The Ivy Glacier Plant will curl up its leaves when lacking water — this is a natural response with most plants that lack water. To avoid this, make sure to check the soil for moisture before watering. The soil should be damp (not wet) before watering. Additionally, fertilize with a balanced fertilizer every month or so.
Common Problems with Growing an Ivy Glacier Plant
The most common problems facing Ivy Glacier Plants are over-watering or lack of sunlight. Too much water or soil that’s too wet can lead to root rot, while lack of sunlight can cause stunted growth and small flowers. If the leaves are discolored or start wilting, check the soil and make sure it’s well-draining.
In some cases, pests such as slugs and aphids can be problematic — but as long as you monitor your plant regularly, pests should not become a major issue. Lastly, if you’re seeing brown spots on the leaves it could be caused by a fungus which should be treated immediately.
How to Maximize the Lifespan of an Ivy Glacier Plant
The lifespan of an Ivy Glacier Plant can be significantly extended with proper care and maintenance. First, water the plant when necessary — too much water will damage the roots, so make sure that the soil isn’t overwatered. Secondly, fertilize every month or two with a balanced fertilizer — this will help keep your plant healthy.

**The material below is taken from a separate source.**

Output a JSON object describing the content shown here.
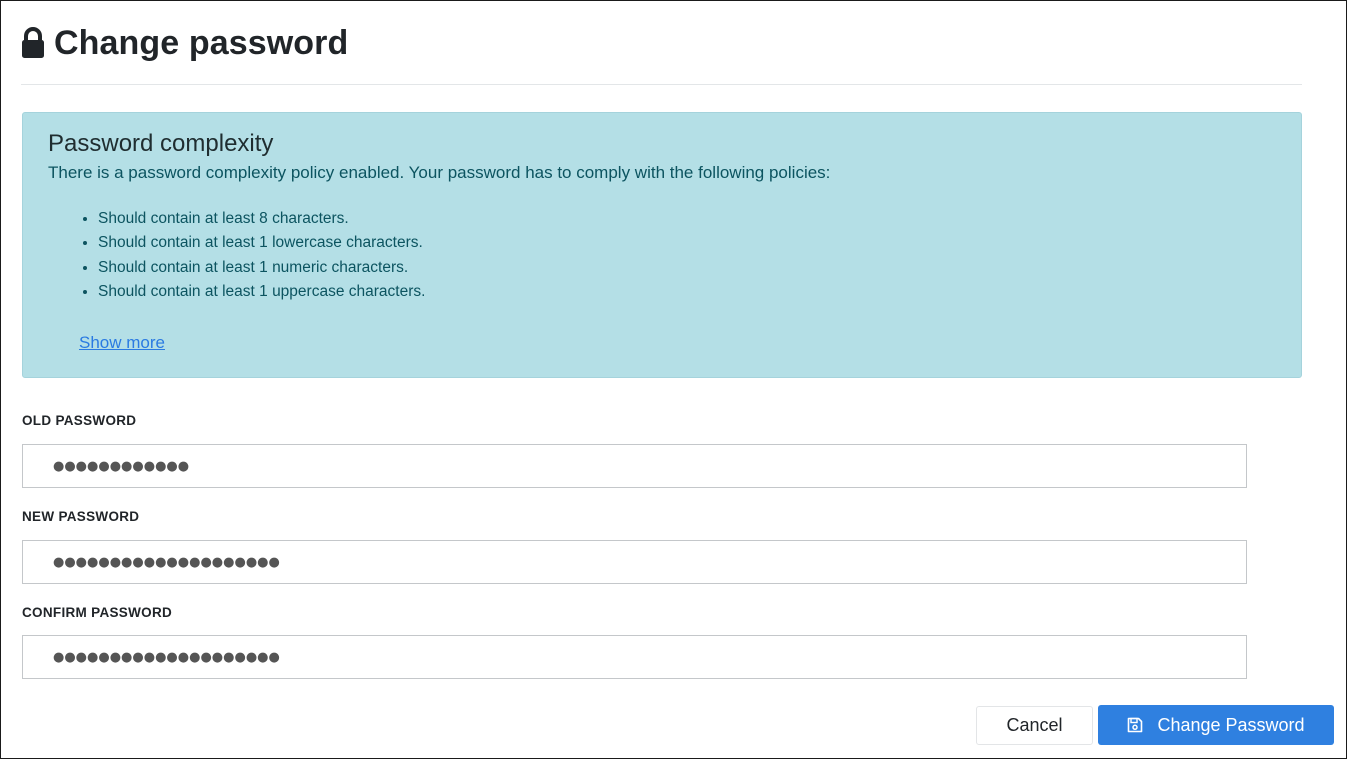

Regularly prune away dead or damaged leaves as they arise. This will help the plant maintain a healthy shape and promote healthy growth. Also observe your plant for signs of pests or diseases — if either of these become a problem, take measures to address them sooner rather than later.
Troubleshooting Tips for Growing an Ivy Glacier Plant
If you’re having trouble growing an Ivy Glacier Plant, there are some troubleshooting tips that can help you out. If your plant isn’t getting enough sunlight, move it to an area with more direct sunlight — just keep in mind that temperatures over 65F may be too hot for the plant.
Try adjusting your watering schedule to suit your climate’s needs — if your summer is especially dry, you may need to water more often, while areas with colder climates may require even less water. Additionally, make sure that your plant has plenty of room to spread out, as crowding can lead to lack of nutrition or disease.
The Best Practices for Harvesting an Ivy Glacier Plant
Harvesting an Ivy Glacier Plant is easy as long as you follow best practices. Before harvesting, make sure the plant has grown robustly and has enough flowers and foliage to sustain itself after being uprooted. Then carefully dig around the plant before gently lifting it out of the ground — wrap it up in burlap or fabric immediately after harvesting.
Once harvested, it’s important to store the plant in an area with well-draining soil and no more than a few inches of water — this will help ensure that your Ivy Glacier Plant survives until it’s replanted.. The plant should also be well-lit and given plenty of airflow.
Growing an Ivy Glacier Plant can seem like an intimidating task at first — but with proper care and attention it can become one of the most rewarding additions to your garden. With just a bit of understanding about its climate needs and best practices for growing, you'll have yourself an amazing specimen in no time.